Fiona Apple at the Palladium: Concert Review
The beloved singer-songwriter shuns the spotlight by putting her band first in a balanced performance of old and new in her adopted hometown.
In many ways, a Fiona Apple concert is as much about the singer’s musicians as who's standing -- or sitting -- at center stage. Sure, fans poured into Hollywood’s Palladium on Sunday night with their sights set on Apple running through the best of her angst-ridden catalog, but the controversial musician tailored the performance to be a collaborative effort, one that pulled her backing band into the spotlight.
Indeed, instead of booking an opening act, Apple had her guitarist Blake Mills in the warmup slot, accompanied by the same musicians who would later play with her. Although Mills is a compelling guitarist -- as evidenced later in the evening -- his opening set felt like that of a backing band: turned down, shoved into the background and functioning as little more than a supplement to the cacophony that was the crowd's conversation. But Mills and company’s real skills were showcased during the headlining performance, which kicked off 30 minutes late. Apple, who came onstage waving around a blue scarf, simply explained: “I'm sorry I was late. I don't really have a good excuse. I was just nervous.”

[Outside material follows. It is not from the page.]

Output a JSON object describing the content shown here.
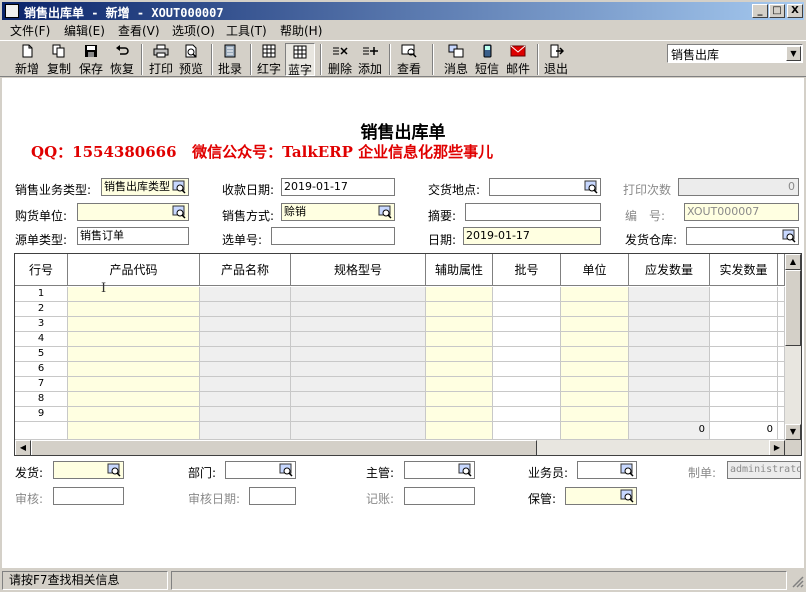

The singer’s stage fright didn’t show, however, as she frontloaded her setlist with old favorites, moving from “Fast as You Can” to “On the Bound,” both from 1999’s When the Pawn…, an album that was significantly showcased Sunday night. Apple’s multiplatinum 1996 debut, Tidal, also was represented throughout, urging cheers from the crowd when the musicians made a rousing performance out of “Shadowboxer” and transformed “Sleep to Dream” into a full-on rock number, complete with Mills’ noodling guitar solos.
Apple clearly knows her audience -- the throngs of fans have grown up with her, as evidenced by the apparent dearth of teenagers in the crowd -- and she understands that in order to perform new tracks, specifically those off her recent album The Idler Wheel …, it's best to pad them with numbers that have personal significance to those who shelled out their hard-earned dollars for a ticket. But while the crowd is eager to experience the musician’s inner turmoil, whether she’s willing to relive the agony of her past is less clear. That makes songs like “Every Single Night,” a track from the new disc, particularly poignant as Apple wailed, “I just wanna feel everything.”

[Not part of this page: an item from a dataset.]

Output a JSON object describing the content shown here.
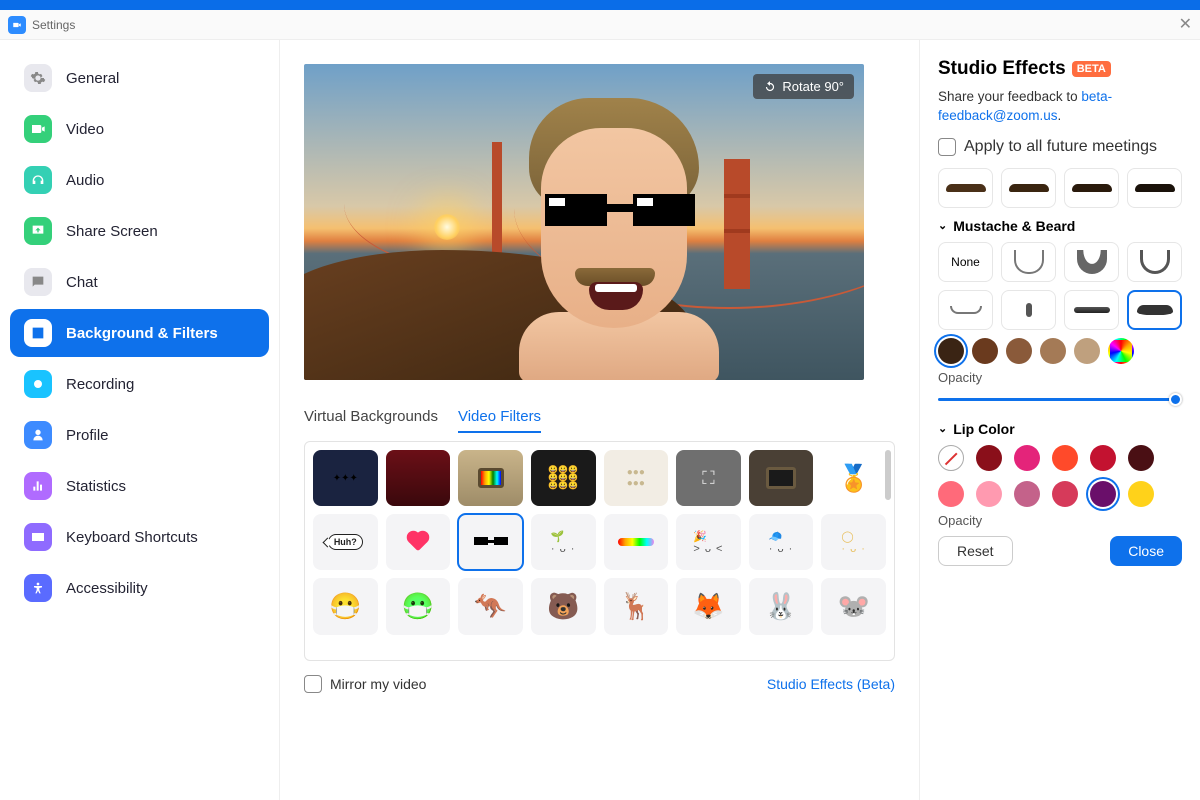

And while it’s compelling to watch Apple’s backing band evolve her piano-driven numbers into the equivalent of arena rock anthems, the greatest moments in her performance came from just that: feeling everything. The evident highlight was “Extraordinary Machine,” the title track from Apple’s 2005 album, on which her musicians stepped back and allowed the singer’s voice to stand, solitary, in the spotlight.

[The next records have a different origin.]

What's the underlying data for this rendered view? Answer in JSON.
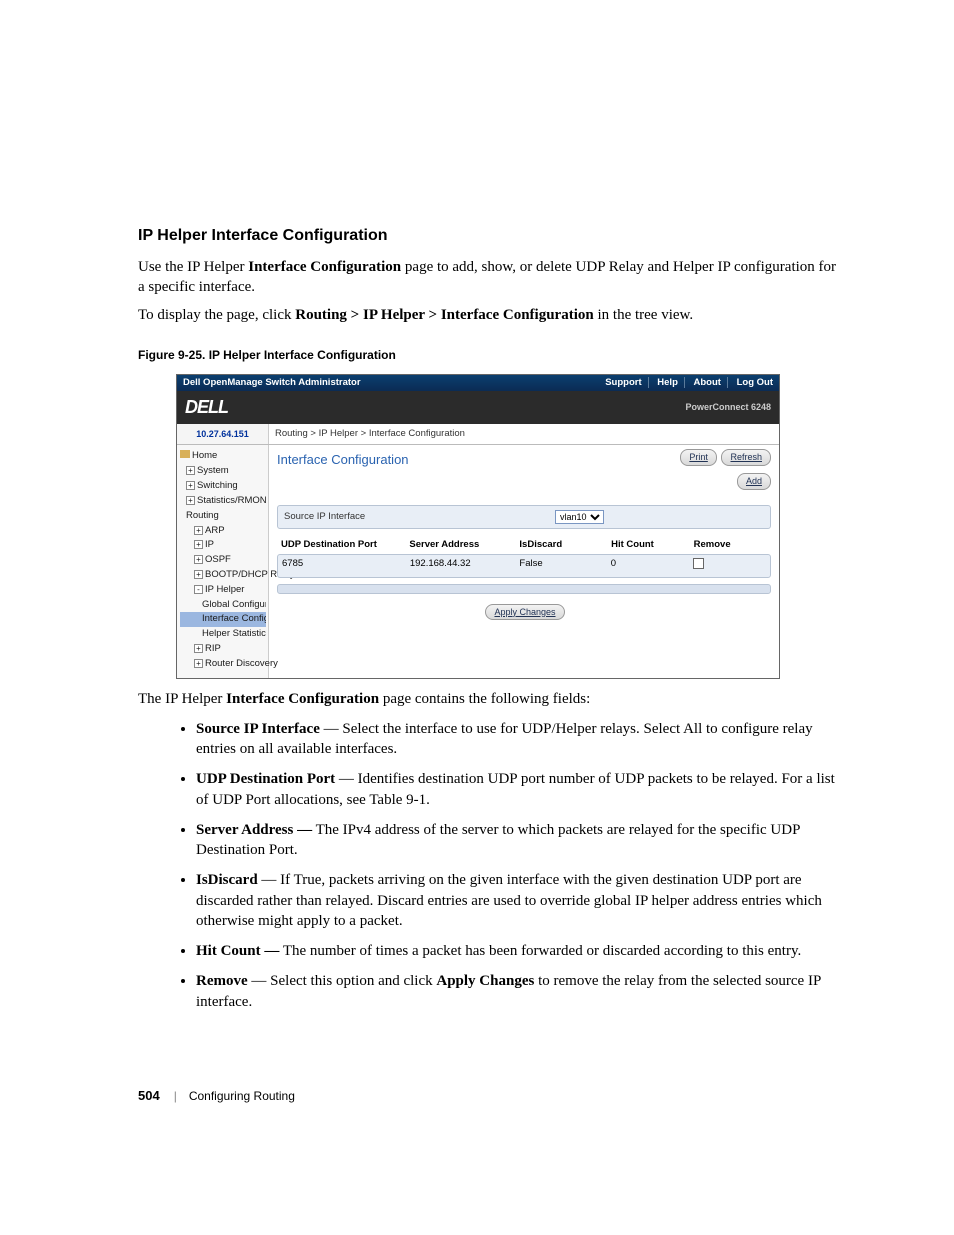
{
  "section": {
    "title": "IP Helper Interface Configuration",
    "intro1_a": "Use the IP Helper ",
    "intro1_bold": "Interface Configuration",
    "intro1_b": " page to add, show, or delete UDP Relay and Helper IP configuration for a specific interface.",
    "intro2_a": "To display the page, click ",
    "intro2_bold": "Routing > IP Helper > Interface Configuration",
    "intro2_b": " in the tree view."
  },
  "figure": {
    "caption": "Figure 9-25.    IP Helper Interface Configuration"
  },
  "shot": {
    "titlebar": {
      "title": "Dell OpenManage Switch Administrator",
      "links": [
        "Support",
        "Help",
        "About",
        "Log Out"
      ]
    },
    "brand": {
      "logo": "DELL",
      "model": "PowerConnect 6248"
    },
    "ip": "10.27.64.151",
    "breadcrumb": "Routing > IP Helper > Interface Configuration",
    "tree": {
      "items": [
        {
          "lvl": 0,
          "icon": "home",
          "label": "Home"
        },
        {
          "lvl": 1,
          "pm": "+",
          "label": "System"
        },
        {
          "lvl": 1,
          "pm": "+",
          "label": "Switching"
        },
        {
          "lvl": 1,
          "pm": "+",
          "label": "Statistics/RMON"
        },
        {
          "lvl": 1,
          "pm": "",
          "label": "Routing"
        },
        {
          "lvl": 2,
          "pm": "+",
          "label": "ARP"
        },
        {
          "lvl": 2,
          "pm": "+",
          "label": "IP"
        },
        {
          "lvl": 2,
          "pm": "+",
          "label": "OSPF"
        },
        {
          "lvl": 2,
          "pm": "+",
          "label": "BOOTP/DHCP Relay A"
        },
        {
          "lvl": 2,
          "pm": "-",
          "label": "IP Helper"
        },
        {
          "lvl": 3,
          "pm": "",
          "label": "Global Configuration"
        },
        {
          "lvl": 3,
          "pm": "",
          "label": "Interface Configurati",
          "sel": true
        },
        {
          "lvl": 3,
          "pm": "",
          "label": "Helper Statistics"
        },
        {
          "lvl": 2,
          "pm": "+",
          "label": "RIP"
        },
        {
          "lvl": 2,
          "pm": "+",
          "label": "Router Discovery"
        }
      ]
    },
    "main": {
      "title": "Interface Configuration",
      "btn_print": "Print",
      "btn_refresh": "Refresh",
      "btn_add": "Add",
      "src_label": "Source IP Interface",
      "src_value": "vlan10",
      "thead": [
        "UDP Destination Port",
        "Server Address",
        "IsDiscard",
        "Hit Count",
        "Remove"
      ],
      "trow": [
        "6785",
        "192.168.44.32",
        "False",
        "0",
        ""
      ],
      "apply": "Apply Changes"
    }
  },
  "after": {
    "lead_a": "The IP Helper ",
    "lead_bold": "Interface Configuration",
    "lead_b": " page contains the following fields:"
  },
  "fields": [
    {
      "term": "Source IP Interface",
      "desc": " — Select the interface to use for UDP/Helper relays. Select All to configure relay entries on all available interfaces."
    },
    {
      "term": "UDP Destination Port",
      "desc": " — Identifies destination UDP port number of UDP packets to be relayed. For a list of UDP Port allocations, see Table 9-1."
    },
    {
      "term": "Server Address —",
      "desc": " The IPv4 address of the server to which packets are relayed for the specific UDP Destination Port."
    },
    {
      "term": "IsDiscard",
      "desc": " — If True, packets arriving on the given interface with the given destination UDP port are discarded rather than relayed. Discard entries are used to override global IP helper address entries which otherwise might apply to a packet."
    },
    {
      "term": "Hit Count —",
      "desc": " The number of times a packet has been forwarded or discarded according to this entry."
    },
    {
      "term": "Remove",
      "desc_a": " — Select this option and click ",
      "desc_bold": "Apply Changes",
      "desc_b": " to remove the relay from the selected source IP interface."
    }
  ],
  "footer": {
    "page": "504",
    "chapter": "Configuring Routing"
  }
}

It was in these moments that diehard followers were reminded why they’ve stuck by Apple for so long, and certainly why they waited with such patient anticipation while she spent seven years making her fourth album. Apple is the sort of artist who doesn’t just insert feeling flippantly and then walk away. The emotive quality is ever-present in her music, even decades later, making it possible for a fan to resurrect his or her inner teenager just by listening. But the singer, who received several cries of “I love you, Fiona!” throughout the evening, is clearly uncomfortable as the driving force of mass emotion, which is perhaps why her show Sunday night was, for the most part, a rock concert. No wonder Apple took a moment between songs to whisper into the microphone, “Everybody should be in a band.”
Fast as You Can
On the Bound
Anything We Want
Sleep to Dream
Tymps (The Sick in the Head Song)
Every Single Night
Not About Love
It's Only Make Believe (Conway Twitty cover)